Especially if you are sensitive to motion sickness on land, consider the following steps to minimize problems on your cruise....
1. Get a preventative. Before your cruise, pick up one or more of the following:
- Accupressure wrist-band. Many sailors and cruisers swear by a drug-free option. It works for most (but not all) people, and is a good option if you are already taking medication for another condition.
- Scopalamine patch. This is the most popular prescription medicine for preventing seasickness. You must get a prescription from your doctor, and it should only be worn for three days at a time. The patch is worn behind the ear and provides a small, continuous dosage of the anti-nausea drug scopolamine.
- Over-the-counter pills. Dramamine-type anti-nausea pills are available under a range of names: Marezine, Bonine, Phenergan, Sea-Calm. They make some people feel sleepy, but don't have the more serious potential side effects that Scopalamine does, so they are generally available without a doctor's prescription. These are usually available at the front desk. Take them before you feel sick. (Usually the ship will tell you if the weather will be rocky on any particular day.)
- Ginger. Pregnant women and sailors have been using ginger for years to ward off nausea. Ginger comes in many different forms. One good option is anti-nausea ginger gum.
Sadly, ginger ale soda doesn't have any actual ginger, so if you are already aboard your best option for getting ginger is to go to the sushi bar and eat some pickled ginger.
2. Avoid open seas.

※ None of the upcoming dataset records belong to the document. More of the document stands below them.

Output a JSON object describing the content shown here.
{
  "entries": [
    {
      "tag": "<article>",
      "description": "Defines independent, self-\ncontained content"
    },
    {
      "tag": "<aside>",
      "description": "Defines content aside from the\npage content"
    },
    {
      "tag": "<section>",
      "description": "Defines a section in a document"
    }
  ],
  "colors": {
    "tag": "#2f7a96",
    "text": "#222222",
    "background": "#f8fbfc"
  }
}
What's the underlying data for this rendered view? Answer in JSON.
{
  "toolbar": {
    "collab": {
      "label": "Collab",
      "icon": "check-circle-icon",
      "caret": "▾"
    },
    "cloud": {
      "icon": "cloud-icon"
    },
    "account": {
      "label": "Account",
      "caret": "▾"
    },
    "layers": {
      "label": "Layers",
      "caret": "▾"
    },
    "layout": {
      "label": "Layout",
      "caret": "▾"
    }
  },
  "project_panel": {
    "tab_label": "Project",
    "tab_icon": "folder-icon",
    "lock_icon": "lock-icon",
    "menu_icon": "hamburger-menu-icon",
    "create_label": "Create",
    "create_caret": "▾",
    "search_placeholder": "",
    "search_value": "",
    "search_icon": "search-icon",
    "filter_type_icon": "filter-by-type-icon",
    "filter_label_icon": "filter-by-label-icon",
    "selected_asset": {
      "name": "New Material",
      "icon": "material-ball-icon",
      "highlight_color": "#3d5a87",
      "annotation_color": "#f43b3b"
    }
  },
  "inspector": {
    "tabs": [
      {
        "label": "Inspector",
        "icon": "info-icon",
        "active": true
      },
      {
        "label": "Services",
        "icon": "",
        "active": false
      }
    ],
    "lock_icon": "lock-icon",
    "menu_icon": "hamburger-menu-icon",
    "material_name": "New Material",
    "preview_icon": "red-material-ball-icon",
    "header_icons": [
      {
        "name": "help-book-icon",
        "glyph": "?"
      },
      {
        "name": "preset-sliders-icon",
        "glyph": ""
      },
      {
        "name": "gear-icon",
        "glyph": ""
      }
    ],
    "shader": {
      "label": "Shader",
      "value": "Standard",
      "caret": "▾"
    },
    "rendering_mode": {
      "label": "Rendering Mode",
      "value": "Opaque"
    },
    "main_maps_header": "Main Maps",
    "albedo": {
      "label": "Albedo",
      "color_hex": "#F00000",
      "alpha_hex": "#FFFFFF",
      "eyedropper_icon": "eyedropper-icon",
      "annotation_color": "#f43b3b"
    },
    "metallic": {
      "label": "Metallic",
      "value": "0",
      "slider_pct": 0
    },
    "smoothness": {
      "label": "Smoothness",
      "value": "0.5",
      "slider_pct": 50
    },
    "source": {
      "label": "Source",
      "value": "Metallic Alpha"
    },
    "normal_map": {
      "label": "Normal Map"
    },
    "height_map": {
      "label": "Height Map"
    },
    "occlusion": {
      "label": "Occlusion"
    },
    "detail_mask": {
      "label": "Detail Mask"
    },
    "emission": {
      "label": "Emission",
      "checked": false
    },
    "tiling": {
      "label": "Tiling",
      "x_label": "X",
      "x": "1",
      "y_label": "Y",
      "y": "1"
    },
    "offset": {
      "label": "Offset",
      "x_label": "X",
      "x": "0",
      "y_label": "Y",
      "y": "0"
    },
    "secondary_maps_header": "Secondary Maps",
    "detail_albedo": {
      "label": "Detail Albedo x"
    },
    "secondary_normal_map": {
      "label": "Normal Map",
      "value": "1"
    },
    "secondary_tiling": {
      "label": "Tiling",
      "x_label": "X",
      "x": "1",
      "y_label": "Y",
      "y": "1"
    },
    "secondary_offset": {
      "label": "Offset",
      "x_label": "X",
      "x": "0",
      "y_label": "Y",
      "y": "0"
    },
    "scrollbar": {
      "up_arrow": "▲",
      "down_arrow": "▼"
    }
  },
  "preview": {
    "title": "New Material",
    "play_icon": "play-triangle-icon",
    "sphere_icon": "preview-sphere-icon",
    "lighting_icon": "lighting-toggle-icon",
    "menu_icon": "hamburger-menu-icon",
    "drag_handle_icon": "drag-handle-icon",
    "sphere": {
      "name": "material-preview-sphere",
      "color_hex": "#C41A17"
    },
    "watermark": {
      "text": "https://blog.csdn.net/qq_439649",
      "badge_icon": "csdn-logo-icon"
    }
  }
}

Crossing the Atlantic or Pacific (e.g., on the way to Hawaii) is frequently choppy. Spring and autumn sailings on the West Coast are also often rough. The Caribbean and other areas occasionally get high waves, but in general they are much better than cruises in the open ocean.
3. Avoid end-of-season sailings. This does not apply to the Caribbean or Mexico, which are warm year-round. However, some places stop in the early autumn, because the weather is too cold in the winter: Alaska, the Pacific Northwest, the Mediterranean, Northern Europe, and South America. Avoid autumn sailings for these destinations because the incoming cold weather makes for choppy seas.
4. Look for extra-large ships. The larger the ship, the less it will get tossed around. Waves that would make a 50-person sight-seeing boat bob like an apple will barely affect a 3000-person ship. On mammoth ships like Royal Caribbean's Freedom-class vessels (i.e, Freedom of the Seas, Independence of the Seas, and Liberty of the Seas), you may feel like you're on bedrock rather than afloat. See our article on the largest cruise ships
5. Choose a low and central cabin, with a window or balcony. The closer you are to the ship's center of gravity, the less you will move around. A window or balcony helps because if you start to feel sick, looking out at the horizon helps reorient your sense of balance (and your stomach).
6. Be nice to your stomach. Don't stuff yourself, and be moderate in your consumption of rich foods and alcohol. Nothing encourages sea-sickness more than a night of heavy drinking followed by a greasy breakfast.
If you still get seasick, read if you do get seasick...